The data —

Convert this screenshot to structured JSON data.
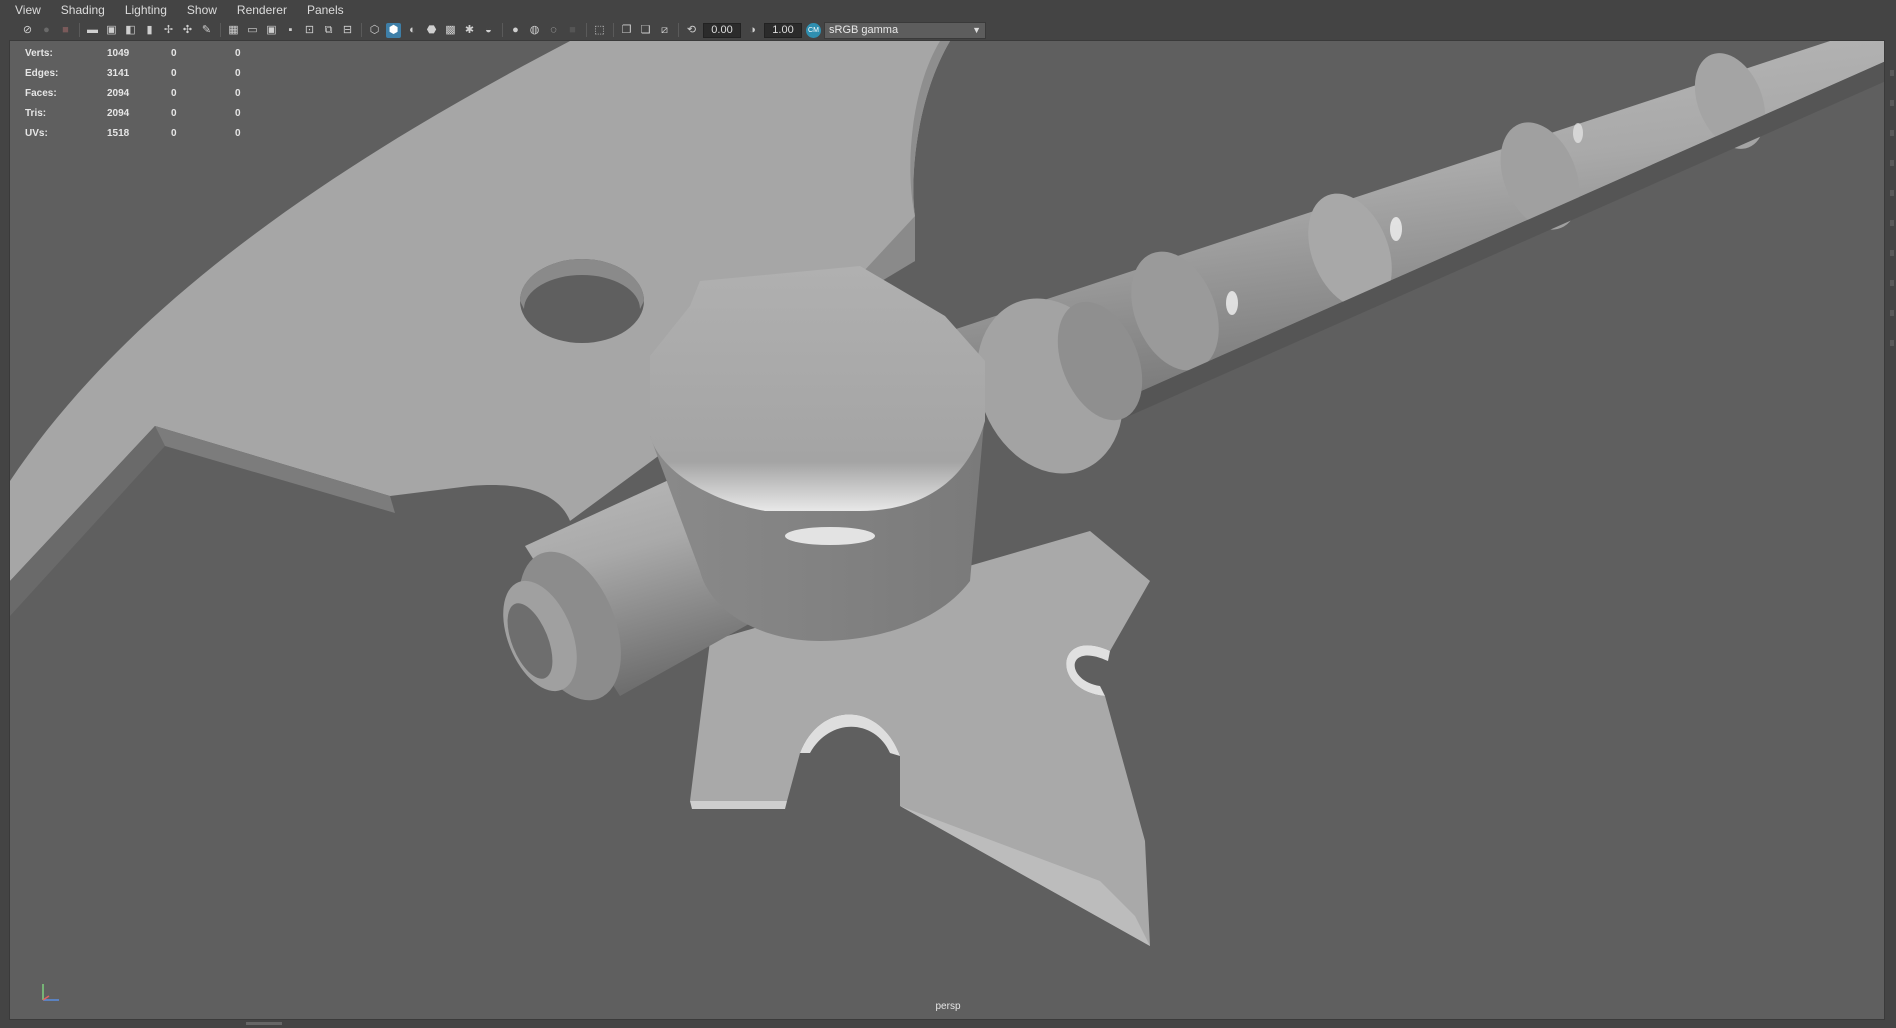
{
  "menu": {
    "items": [
      "View",
      "Shading",
      "Lighting",
      "Show",
      "Renderer",
      "Panels"
    ]
  },
  "toolbar": {
    "exposure_value": "0.00",
    "gamma_value": "1.00",
    "colorspace_badge": "CM",
    "colorspace_selected": "sRGB gamma"
  },
  "hud": {
    "rows": [
      {
        "label": "Verts:",
        "value": "1049",
        "c2": "0",
        "c3": "0"
      },
      {
        "label": "Edges:",
        "value": "3141",
        "c2": "0",
        "c3": "0"
      },
      {
        "label": "Faces:",
        "value": "2094",
        "c2": "0",
        "c3": "0"
      },
      {
        "label": "Tris:",
        "value": "2094",
        "c2": "0",
        "c3": "0"
      },
      {
        "label": "UVs:",
        "value": "1518",
        "c2": "0",
        "c3": "0"
      }
    ]
  },
  "viewport": {
    "camera": "persp",
    "background_color": "#5f5f5f",
    "model_color": "#a8a8a8",
    "selected_tool_color": "#3e7fa8"
  }
}
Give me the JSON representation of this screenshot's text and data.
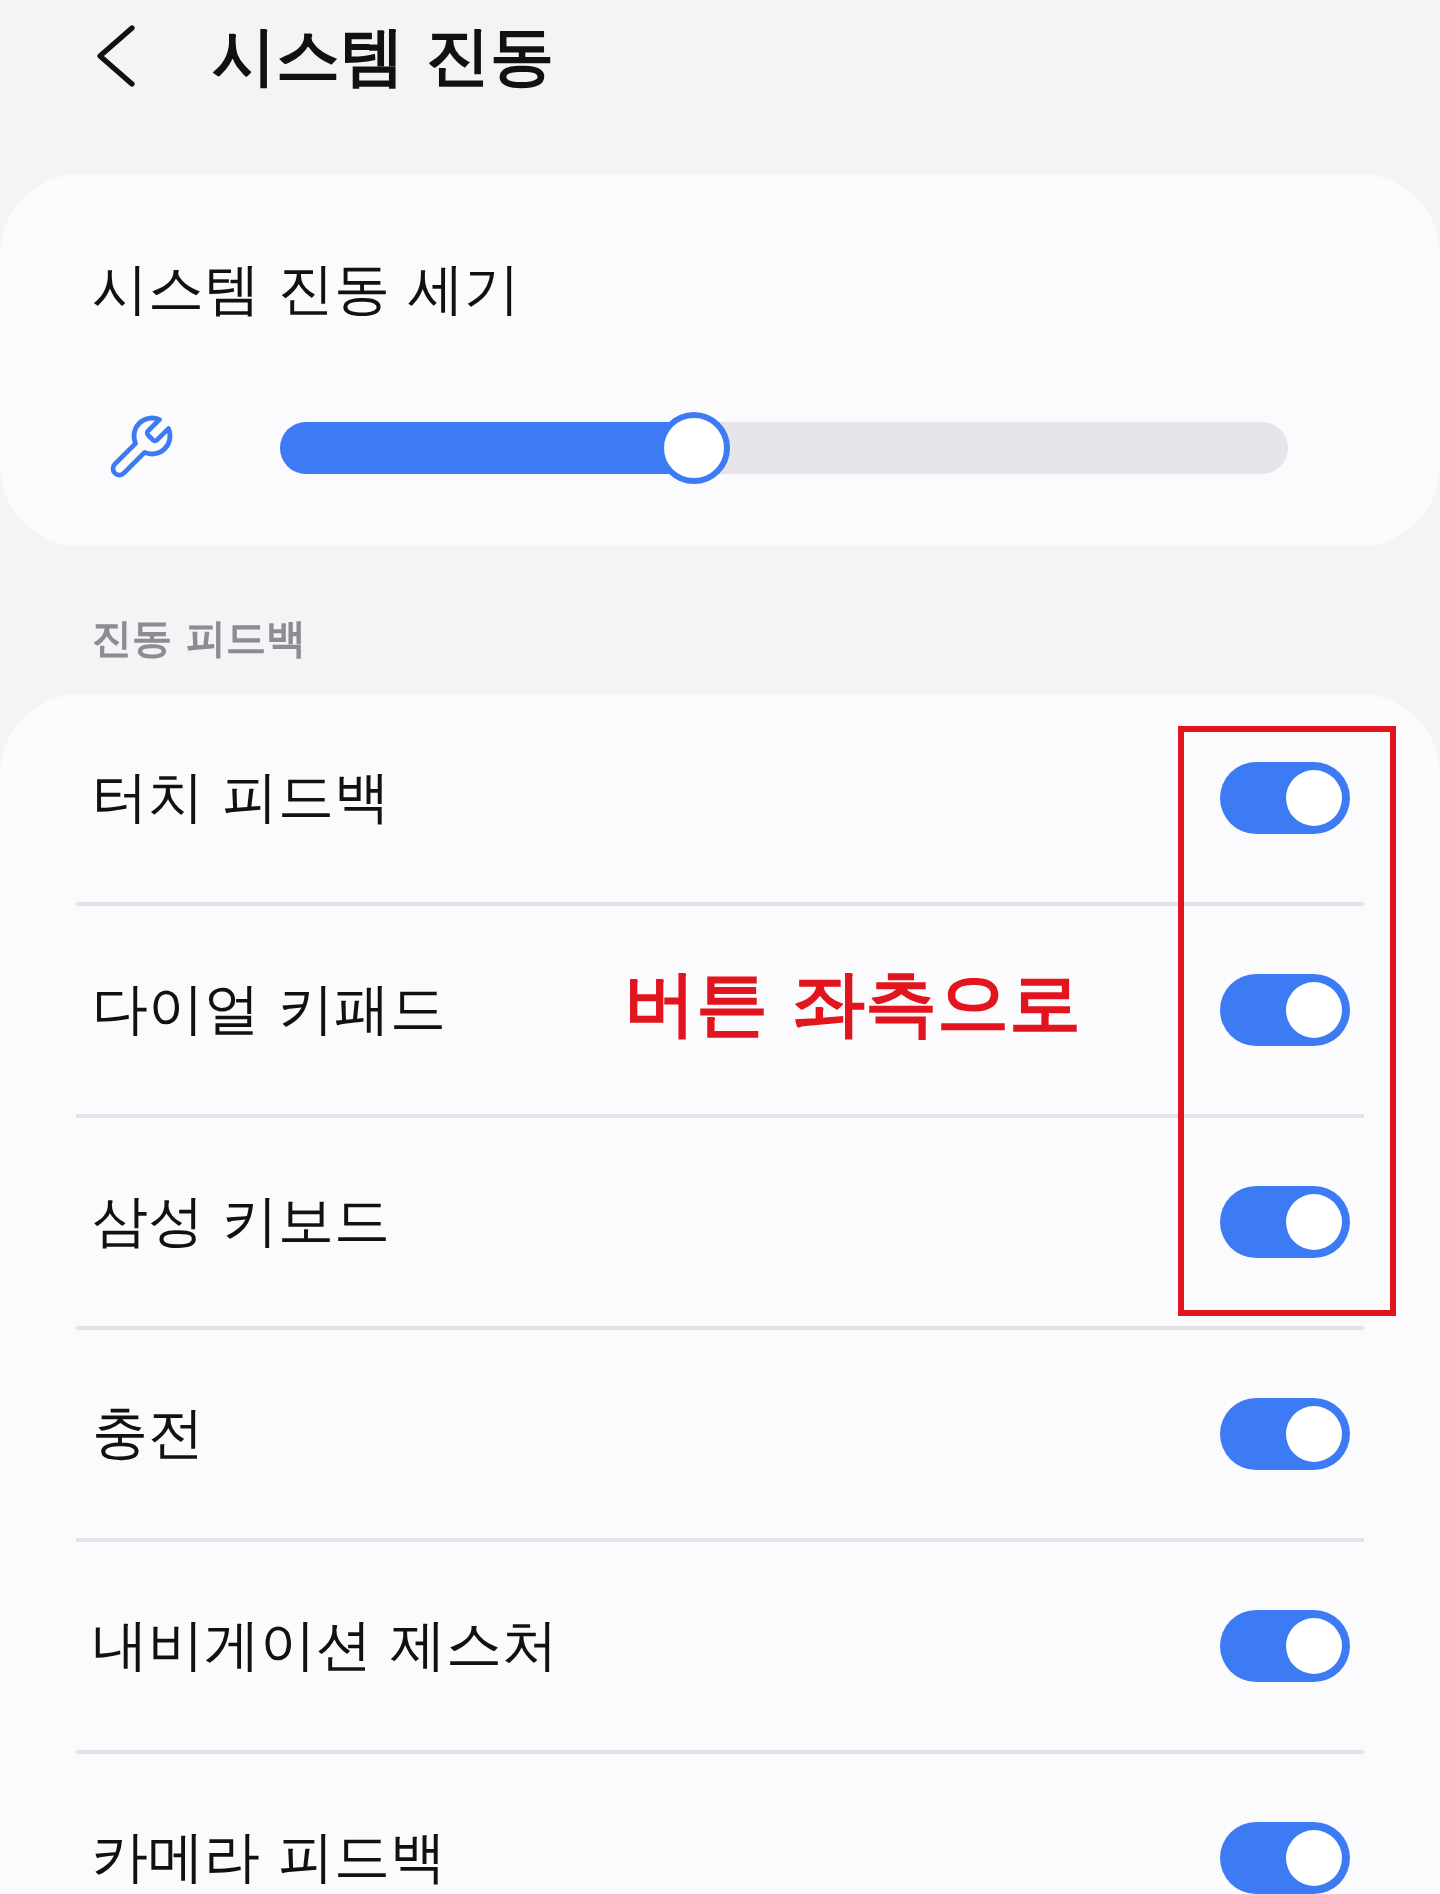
{
  "header": {
    "title": "시스템 진동"
  },
  "intensity_card": {
    "title": "시스템 진동 세기",
    "slider": {
      "level": 0.41
    }
  },
  "section": {
    "title": "진동 피드백"
  },
  "rows": [
    {
      "label": "터치 피드백",
      "on": true
    },
    {
      "label": "다이얼 키패드",
      "on": true
    },
    {
      "label": "삼성 키보드",
      "on": true
    },
    {
      "label": "충전",
      "on": true
    },
    {
      "label": "내비게이션 제스처",
      "on": true
    },
    {
      "label": "카메라 피드백",
      "on": true
    }
  ],
  "annotation": {
    "text": "버튼 좌측으로"
  }
}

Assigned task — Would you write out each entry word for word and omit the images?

Answer —
Convert this screenshot to structured JSON data.
{
  "menu": {
    "items": [
      "View",
      "Shading",
      "Lighting",
      "Show",
      "Renderer",
      "Panels"
    ]
  },
  "toolbar": {
    "exposure_value": "0.00",
    "gamma_value": "1.00",
    "colorspace_badge": "CM",
    "colorspace_selected": "sRGB gamma"
  },
  "hud": {
    "rows": [
      {
        "label": "Verts:",
        "value": "1049",
        "c2": "0",
        "c3": "0"
      },
      {
        "label": "Edges:",
        "value": "3141",
        "c2": "0",
        "c3": "0"
      },
      {
        "label": "Faces:",
        "value": "2094",
        "c2": "0",
        "c3": "0"
      },
      {
        "label": "Tris:",
        "value": "2094",
        "c2": "0",
        "c3": "0"
      },
      {
        "label": "UVs:",
        "value": "1518",
        "c2": "0",
        "c3": "0"
      }
    ]
  },
  "viewport": {
    "camera": "persp",
    "background_color": "#5f5f5f",
    "model_color": "#a8a8a8",
    "selected_tool_color": "#3e7fa8"
  }
}
Give me the JSON representation of this screenshot's text and data.
{
  "header": {
    "title": "시스템 진동"
  },
  "intensity_card": {
    "title": "시스템 진동 세기",
    "slider": {
      "level": 0.41
    }
  },
  "section": {
    "title": "진동 피드백"
  },
  "rows": [
    {
      "label": "터치 피드백",
      "on": true
    },
    {
      "label": "다이얼 키패드",
      "on": true
    },
    {
      "label": "삼성 키보드",
      "on": true
    },
    {
      "label": "충전",
      "on": true
    },
    {
      "label": "내비게이션 제스처",
      "on": true
    },
    {
      "label": "카메라 피드백",
      "on": true
    }
  ],
  "annotation": {
    "text": "버튼 좌측으로"
  }
}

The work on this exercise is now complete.